- **Work order**
Could you return the full listing, every line exactly as given?

:: Records supplied

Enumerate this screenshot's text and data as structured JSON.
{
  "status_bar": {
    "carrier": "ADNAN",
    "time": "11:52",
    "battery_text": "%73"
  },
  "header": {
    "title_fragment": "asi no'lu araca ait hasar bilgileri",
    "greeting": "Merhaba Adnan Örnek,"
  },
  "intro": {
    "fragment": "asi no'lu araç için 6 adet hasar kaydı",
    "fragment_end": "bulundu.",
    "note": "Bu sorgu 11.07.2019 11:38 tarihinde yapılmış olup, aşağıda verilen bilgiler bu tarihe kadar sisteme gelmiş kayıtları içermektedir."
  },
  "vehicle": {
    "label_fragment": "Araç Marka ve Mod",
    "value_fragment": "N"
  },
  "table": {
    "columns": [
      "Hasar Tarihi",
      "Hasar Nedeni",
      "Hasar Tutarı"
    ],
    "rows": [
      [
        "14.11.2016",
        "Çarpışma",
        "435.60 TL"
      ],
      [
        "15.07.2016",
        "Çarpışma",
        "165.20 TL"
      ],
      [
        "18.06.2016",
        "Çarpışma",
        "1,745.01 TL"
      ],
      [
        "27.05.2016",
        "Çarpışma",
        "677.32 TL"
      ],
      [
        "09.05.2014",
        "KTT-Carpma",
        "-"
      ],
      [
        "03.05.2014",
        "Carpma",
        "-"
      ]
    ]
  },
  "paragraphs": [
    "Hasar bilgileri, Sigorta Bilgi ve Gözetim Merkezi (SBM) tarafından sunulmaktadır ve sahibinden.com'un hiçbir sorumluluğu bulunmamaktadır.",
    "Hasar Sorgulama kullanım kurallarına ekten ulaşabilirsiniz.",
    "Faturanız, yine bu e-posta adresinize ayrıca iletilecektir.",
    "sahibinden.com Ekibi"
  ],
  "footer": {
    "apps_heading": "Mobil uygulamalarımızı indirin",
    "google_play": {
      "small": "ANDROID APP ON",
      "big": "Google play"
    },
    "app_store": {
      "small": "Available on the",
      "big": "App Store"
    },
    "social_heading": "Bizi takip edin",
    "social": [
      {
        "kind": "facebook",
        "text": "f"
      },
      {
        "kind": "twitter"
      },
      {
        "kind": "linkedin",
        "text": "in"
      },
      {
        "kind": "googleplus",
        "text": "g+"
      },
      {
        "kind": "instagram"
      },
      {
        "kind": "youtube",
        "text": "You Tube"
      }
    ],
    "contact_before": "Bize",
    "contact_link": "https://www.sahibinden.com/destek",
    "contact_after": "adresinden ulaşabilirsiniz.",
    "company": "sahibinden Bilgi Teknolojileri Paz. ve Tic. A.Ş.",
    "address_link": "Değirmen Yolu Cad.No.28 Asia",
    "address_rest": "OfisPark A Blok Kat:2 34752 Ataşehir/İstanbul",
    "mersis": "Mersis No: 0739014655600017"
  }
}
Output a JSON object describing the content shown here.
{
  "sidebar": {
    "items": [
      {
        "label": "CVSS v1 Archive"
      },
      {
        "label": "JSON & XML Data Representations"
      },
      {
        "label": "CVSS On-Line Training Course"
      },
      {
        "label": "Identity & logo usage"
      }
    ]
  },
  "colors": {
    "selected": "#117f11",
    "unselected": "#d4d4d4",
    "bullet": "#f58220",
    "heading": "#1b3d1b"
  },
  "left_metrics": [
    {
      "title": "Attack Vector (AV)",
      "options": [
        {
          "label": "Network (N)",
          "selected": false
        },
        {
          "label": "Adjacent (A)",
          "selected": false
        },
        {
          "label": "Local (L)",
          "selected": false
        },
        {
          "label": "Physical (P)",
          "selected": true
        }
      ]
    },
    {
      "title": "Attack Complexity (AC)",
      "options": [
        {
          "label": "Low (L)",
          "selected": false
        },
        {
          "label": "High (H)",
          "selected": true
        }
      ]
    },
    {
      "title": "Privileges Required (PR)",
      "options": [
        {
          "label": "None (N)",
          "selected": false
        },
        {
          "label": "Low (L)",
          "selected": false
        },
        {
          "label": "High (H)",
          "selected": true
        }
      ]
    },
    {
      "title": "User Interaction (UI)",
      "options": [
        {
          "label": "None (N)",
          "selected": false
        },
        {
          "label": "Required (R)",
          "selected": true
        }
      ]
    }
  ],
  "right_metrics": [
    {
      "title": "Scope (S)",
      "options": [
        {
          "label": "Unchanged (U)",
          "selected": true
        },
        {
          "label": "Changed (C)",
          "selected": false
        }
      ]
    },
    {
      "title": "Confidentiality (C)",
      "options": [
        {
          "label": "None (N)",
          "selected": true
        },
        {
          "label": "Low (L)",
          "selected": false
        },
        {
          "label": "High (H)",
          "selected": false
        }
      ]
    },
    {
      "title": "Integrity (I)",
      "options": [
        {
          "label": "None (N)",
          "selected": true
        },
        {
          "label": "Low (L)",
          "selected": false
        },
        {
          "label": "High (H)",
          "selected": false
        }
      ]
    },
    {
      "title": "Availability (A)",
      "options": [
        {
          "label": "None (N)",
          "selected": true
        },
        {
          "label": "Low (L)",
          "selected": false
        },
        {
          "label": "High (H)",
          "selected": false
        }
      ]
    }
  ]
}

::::

- **Response area**
Enumerate this screenshot's text and data as structured JSON.
{
  "status_bar": {
    "carrier": "ADNAN",
    "time": "11:52",
    "battery_text": "%73"
  },
  "header": {
    "title_fragment": "asi no'lu araca ait hasar bilgileri",
    "greeting": "Merhaba Adnan Örnek,"
  },
  "intro": {
    "fragment": "asi no'lu araç için 6 adet hasar kaydı",
    "fragment_end": "bulundu.",
    "note": "Bu sorgu 11.07.2019 11:38 tarihinde yapılmış olup, aşağıda verilen bilgiler bu tarihe kadar sisteme gelmiş kayıtları içermektedir."
  },
  "vehicle": {
    "label_fragment": "Araç Marka ve Mod",
    "value_fragment": "N"
  },
  "table": {
    "columns": [
      "Hasar Tarihi",
      "Hasar Nedeni",
      "Hasar Tutarı"
    ],
    "rows": [
      [
        "14.11.2016",
        "Çarpışma",
        "435.60 TL"
      ],
      [
        "15.07.2016",
        "Çarpışma",
        "165.20 TL"
      ],
      [
        "18.06.2016",
        "Çarpışma",
        "1,745.01 TL"
      ],
      [
        "27.05.2016",
        "Çarpışma",
        "677.32 TL"
      ],
      [
        "09.05.2014",
        "KTT-Carpma",
        "-"
      ],
      [
        "03.05.2014",
        "Carpma",
        "-"
      ]
    ]
  },
  "paragraphs": [
    "Hasar bilgileri, Sigorta Bilgi ve Gözetim Merkezi (SBM) tarafından sunulmaktadır ve sahibinden.com'un hiçbir sorumluluğu bulunmamaktadır.",
    "Hasar Sorgulama kullanım kurallarına ekten ulaşabilirsiniz.",
    "Faturanız, yine bu e-posta adresinize ayrıca iletilecektir.",
    "sahibinden.com Ekibi"
  ],
  "footer": {
    "apps_heading": "Mobil uygulamalarımızı indirin",
    "google_play": {
      "small": "ANDROID APP ON",
      "big": "Google play"
    },
    "app_store": {
      "small": "Available on the",
      "big": "App Store"
    },
    "social_heading": "Bizi takip edin",
    "social": [
      {
        "kind": "facebook",
        "text": "f"
      },
      {
        "kind": "twitter"
      },
      {
        "kind": "linkedin",
        "text": "in"
      },
      {
        "kind": "googleplus",
        "text": "g+"
      },
      {
        "kind": "instagram"
      },
      {
        "kind": "youtube",
        "text": "You Tube"
      }
    ],
    "contact_before": "Bize",
    "contact_link": "https://www.sahibinden.com/destek",
    "contact_after": "adresinden ulaşabilirsiniz.",
    "company": "sahibinden Bilgi Teknolojileri Paz. ve Tic. A.Ş.",
    "address_link": "Değirmen Yolu Cad.No.28 Asia",
    "address_rest": "OfisPark A Blok Kat:2 34752 Ataşehir/İstanbul",
    "mersis": "Mersis No: 0739014655600017"
  }
}
Output a JSON object describing the content shown here.
{
  "sidebar": {
    "items": [
      {
        "label": "CVSS v1 Archive"
      },
      {
        "label": "JSON & XML Data Representations"
      },
      {
        "label": "CVSS On-Line Training Course"
      },
      {
        "label": "Identity & logo usage"
      }
    ]
  },
  "colors": {
    "selected": "#117f11",
    "unselected": "#d4d4d4",
    "bullet": "#f58220",
    "heading": "#1b3d1b"
  },
  "left_metrics": [
    {
      "title": "Attack Vector (AV)",
      "options": [
        {
          "label": "Network (N)",
          "selected": false
        },
        {
          "label": "Adjacent (A)",
          "selected": false
        },
        {
          "label": "Local (L)",
          "selected": false
        },
        {
          "label": "Physical (P)",
          "selected": true
        }
      ]
    },
    {
      "title": "Attack Complexity (AC)",
      "options": [
        {
          "label": "Low (L)",
          "selected": false
        },
        {
          "label": "High (H)",
          "selected": true
        }
      ]
    },
    {
      "title": "Privileges Required (PR)",
      "options": [
        {
          "label": "None (N)",
          "selected": false
        },
        {
          "label": "Low (L)",
          "selected": false
        },
        {
          "label": "High (H)",
          "selected": true
        }
      ]
    },
    {
      "title": "User Interaction (UI)",
      "options": [
        {
          "label": "None (N)",
          "selected": false
        },
        {
          "label": "Required (R)",
          "selected": true
        }
      ]
    }
  ],
  "right_metrics": [
    {
      "title": "Scope (S)",
      "options": [
        {
          "label": "Unchanged (U)",
          "selected": true
        },
        {
          "label": "Changed (C)",
          "selected": false
        }
      ]
    },
    {
      "title": "Confidentiality (C)",
      "options": [
        {
          "label": "None (N)",
          "selected": true
        },
        {
          "label": "Low (L)",
          "selected": false
        },
        {
          "label": "High (H)",
          "selected": false
        }
      ]
    },
    {
      "title": "Integrity (I)",
      "options": [
        {
          "label": "None (N)",
          "selected": true
        },
        {
          "label": "Low (L)",
          "selected": false
        },
        {
          "label": "High (H)",
          "selected": false
        }
      ]
    },
    {
      "title": "Availability (A)",
      "options": [
        {
          "label": "None (N)",
          "selected": true
        },
        {
          "label": "Low (L)",
          "selected": false
        },
        {
          "label": "High (H)",
          "selected": false
        }
      ]
    }
  ]
}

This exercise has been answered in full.